Go through the material below, find each line with the word "Report", and copy those lines.

RECORD SET below:

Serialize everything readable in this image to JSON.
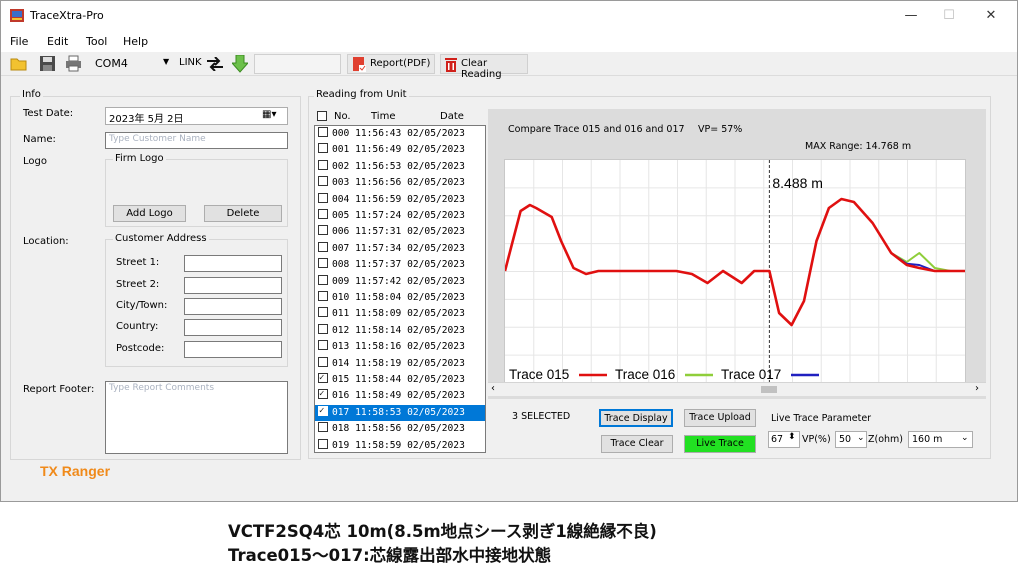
{
  "window": {
    "title": "TraceXtra-Pro",
    "controls": {
      "minimize": "—",
      "maximize": "☐",
      "close": "✕"
    }
  },
  "menu": [
    "File",
    "Edit",
    "Tool",
    "Help"
  ],
  "toolbar": {
    "port": "COM4",
    "link_label": "LINK",
    "report_label": "Report(PDF)",
    "clear_label": "Clear Reading"
  },
  "info": {
    "group_label": "Info",
    "test_date_label": "Test Date:",
    "test_date_value": "2023年 5月 2日",
    "name_label": "Name:",
    "name_placeholder": "Type Customer Name",
    "logo_label": "Logo",
    "firm_logo_label": "Firm Logo",
    "add_logo_button": "Add Logo",
    "delete_button": "Delete",
    "location_label": "Location:",
    "address_group": "Customer Address",
    "street1": "Street 1:",
    "street2": "Street 2:",
    "city": "City/Town:",
    "country": "Country:",
    "postcode": "Postcode:",
    "footer_label": "Report Footer:",
    "footer_placeholder": "Type Report Comments",
    "brand": "TX Ranger"
  },
  "readings": {
    "group_label": "Reading from Unit",
    "col_no": "No.",
    "col_time": "Time",
    "col_date": "Date",
    "rows": [
      {
        "no": "000",
        "time": "11:56:43",
        "date": "02/05/2023",
        "checked": false
      },
      {
        "no": "001",
        "time": "11:56:49",
        "date": "02/05/2023",
        "checked": false
      },
      {
        "no": "002",
        "time": "11:56:53",
        "date": "02/05/2023",
        "checked": false
      },
      {
        "no": "003",
        "time": "11:56:56",
        "date": "02/05/2023",
        "checked": false
      },
      {
        "no": "004",
        "time": "11:56:59",
        "date": "02/05/2023",
        "checked": false
      },
      {
        "no": "005",
        "time": "11:57:24",
        "date": "02/05/2023",
        "checked": false
      },
      {
        "no": "006",
        "time": "11:57:31",
        "date": "02/05/2023",
        "checked": false
      },
      {
        "no": "007",
        "time": "11:57:34",
        "date": "02/05/2023",
        "checked": false
      },
      {
        "no": "008",
        "time": "11:57:37",
        "date": "02/05/2023",
        "checked": false
      },
      {
        "no": "009",
        "time": "11:57:42",
        "date": "02/05/2023",
        "checked": false
      },
      {
        "no": "010",
        "time": "11:58:04",
        "date": "02/05/2023",
        "checked": false
      },
      {
        "no": "011",
        "time": "11:58:09",
        "date": "02/05/2023",
        "checked": false
      },
      {
        "no": "012",
        "time": "11:58:14",
        "date": "02/05/2023",
        "checked": false
      },
      {
        "no": "013",
        "time": "11:58:16",
        "date": "02/05/2023",
        "checked": false
      },
      {
        "no": "014",
        "time": "11:58:19",
        "date": "02/05/2023",
        "checked": false
      },
      {
        "no": "015",
        "time": "11:58:44",
        "date": "02/05/2023",
        "checked": true
      },
      {
        "no": "016",
        "time": "11:58:49",
        "date": "02/05/2023",
        "checked": true
      },
      {
        "no": "017",
        "time": "11:58:53",
        "date": "02/05/2023",
        "checked": true,
        "selected": true
      },
      {
        "no": "018",
        "time": "11:58:56",
        "date": "02/05/2023",
        "checked": false
      },
      {
        "no": "019",
        "time": "11:58:59",
        "date": "02/05/2023",
        "checked": false
      }
    ]
  },
  "chart": {
    "compare_label": "Compare Trace 015 and 016 and 017",
    "vp_label": "VP= 57%",
    "max_range": "MAX Range: 14.768 m",
    "cursor_label": "8.488 m",
    "legend": [
      {
        "name": "Trace 015",
        "color": "#e01010"
      },
      {
        "name": "Trace 016",
        "color": "#8fce3a"
      },
      {
        "name": "Trace 017",
        "color": "#2020c0"
      }
    ]
  },
  "controls": {
    "selected_count": "3 SELECTED",
    "trace_display": "Trace Display",
    "trace_upload": "Trace Upload",
    "trace_clear": "Trace Clear",
    "live_trace": "Live Trace",
    "live_param_label": "Live Trace Parameter",
    "vp_value": "67",
    "vp_unit": "VP(%)",
    "z_value": "50",
    "z_unit": "Z(ohm)",
    "range_value": "160 m"
  },
  "caption": {
    "line1": "VCTF2SQ4芯 10m(8.5m地点シース剥ぎ1線絶縁不良)",
    "line2": "Trace015～017:芯線露出部水中接地状態"
  },
  "chart_data": {
    "type": "line",
    "title": "Compare Trace 015 and 016 and 017",
    "xlim": [
      0,
      14.768
    ],
    "cursor_x": 8.488,
    "series": [
      {
        "name": "Trace 015",
        "color": "#e01010",
        "x": [
          0,
          0.2,
          0.5,
          0.8,
          1.0,
          1.5,
          1.8,
          2.2,
          2.6,
          3.0,
          4.0,
          5.0,
          5.5,
          6.0,
          6.5,
          7.0,
          7.3,
          7.6,
          8.0,
          8.488,
          8.8,
          9.2,
          9.6,
          10.0,
          10.4,
          10.8,
          11.2,
          11.8,
          12.4,
          12.9,
          13.3,
          13.8,
          14.3,
          14.768
        ],
        "y": [
          0.0,
          0.4,
          1.0,
          1.1,
          1.05,
          0.9,
          0.5,
          0.05,
          -0.05,
          0.0,
          0.0,
          0.0,
          0.0,
          -0.05,
          -0.2,
          0.0,
          -0.1,
          -0.2,
          0.0,
          0.0,
          -0.7,
          -0.9,
          -0.5,
          0.5,
          1.05,
          1.2,
          1.15,
          0.8,
          0.3,
          0.1,
          0.05,
          0.0,
          0.0,
          0.0
        ]
      },
      {
        "name": "Trace 016",
        "color": "#8fce3a",
        "x": [
          12.4,
          12.9,
          13.3,
          13.8,
          14.3
        ],
        "y": [
          0.3,
          0.15,
          0.3,
          0.05,
          0.0
        ]
      },
      {
        "name": "Trace 017",
        "color": "#2020c0",
        "x": [
          12.4,
          12.9,
          13.3,
          13.8,
          14.3
        ],
        "y": [
          0.3,
          0.12,
          0.1,
          0.0,
          0.0
        ]
      }
    ]
  }
}
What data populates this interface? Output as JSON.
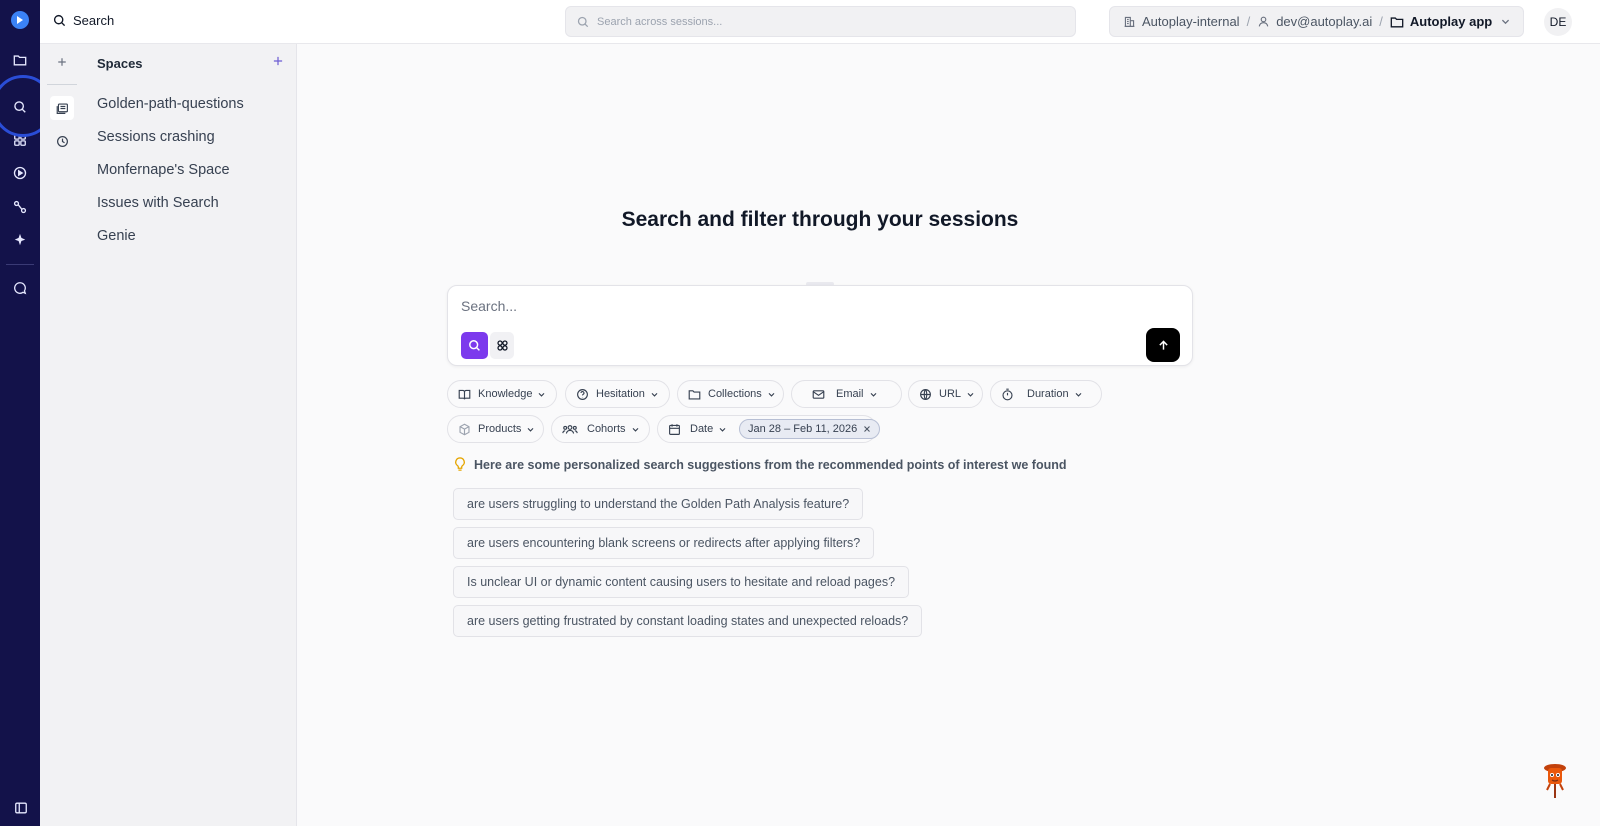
{
  "topbar": {
    "title": "Search",
    "search_placeholder": "Search across sessions...",
    "org": "Autoplay-internal",
    "user": "dev@autoplay.ai",
    "app": "Autoplay app",
    "separator": "/",
    "avatar_initials": "DE"
  },
  "rail": {
    "items": [
      "folder-icon",
      "search-icon",
      "dashboard-icon",
      "play-circle-icon",
      "flow-icon",
      "sparkle-icon",
      "chat-icon"
    ],
    "active": "search-icon",
    "colors": {
      "background": "#13124a",
      "highlight_ring": "#2a4dd6"
    }
  },
  "spaces": {
    "heading": "Spaces",
    "items": [
      "Golden-path-questions",
      "Sessions crashing",
      "Monfernape's Space",
      "Issues with Search",
      "Genie"
    ]
  },
  "main": {
    "headline": "Search and filter through your sessions",
    "search_placeholder": "Search...",
    "filters": [
      {
        "label": "Knowledge",
        "icon": "book-icon"
      },
      {
        "label": "Hesitation",
        "icon": "question-icon"
      },
      {
        "label": "Collections",
        "icon": "folder-icon"
      },
      {
        "label": "Email",
        "icon": "mail-icon"
      },
      {
        "label": "URL",
        "icon": "globe-icon"
      },
      {
        "label": "Duration",
        "icon": "timer-icon"
      },
      {
        "label": "Products",
        "icon": "box-icon"
      },
      {
        "label": "Cohorts",
        "icon": "users-icon"
      },
      {
        "label": "Date",
        "icon": "calendar-icon"
      }
    ],
    "date_range": "Jan 28 – Feb 11, 2026",
    "hint": "Here are some personalized search suggestions from the recommended points of interest we found",
    "suggestions": [
      "are users struggling to understand the Golden Path Analysis feature?",
      "are users encountering blank screens or redirects after applying filters?",
      "Is unclear UI or dynamic content causing users to hesitate and reload pages?",
      "are users getting frustrated by constant loading states and unexpected reloads?"
    ],
    "colors": {
      "accent": "#7c3aed",
      "send": "#000000"
    }
  }
}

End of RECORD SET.

▶ [ANSWER TO THE PROBLEM]
    "report_label": "Report(PDF)",
    "footer_label": "Report Footer:",
    "footer_placeholder": "Type Report Comments",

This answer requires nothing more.